▶ **Task prompt**
All lines with the word "verified" are to be found and copied from the listing.

-------------------------

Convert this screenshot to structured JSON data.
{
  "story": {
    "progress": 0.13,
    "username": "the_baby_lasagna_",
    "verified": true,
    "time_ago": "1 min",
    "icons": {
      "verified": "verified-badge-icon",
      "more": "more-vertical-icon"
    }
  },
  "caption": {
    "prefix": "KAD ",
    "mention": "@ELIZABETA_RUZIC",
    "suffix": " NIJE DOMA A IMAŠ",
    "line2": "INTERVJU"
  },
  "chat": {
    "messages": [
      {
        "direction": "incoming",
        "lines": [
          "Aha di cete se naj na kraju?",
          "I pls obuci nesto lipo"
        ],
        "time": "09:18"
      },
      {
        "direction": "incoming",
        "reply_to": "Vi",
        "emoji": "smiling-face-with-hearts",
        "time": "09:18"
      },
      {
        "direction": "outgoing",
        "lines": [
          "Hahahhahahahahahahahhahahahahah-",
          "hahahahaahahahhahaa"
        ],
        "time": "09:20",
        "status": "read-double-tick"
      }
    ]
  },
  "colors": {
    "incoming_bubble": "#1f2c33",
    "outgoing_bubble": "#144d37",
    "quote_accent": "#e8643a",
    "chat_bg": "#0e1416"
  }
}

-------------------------

▶ **Expected answer**
    "verified": true,
      "verified": "verified-badge-icon",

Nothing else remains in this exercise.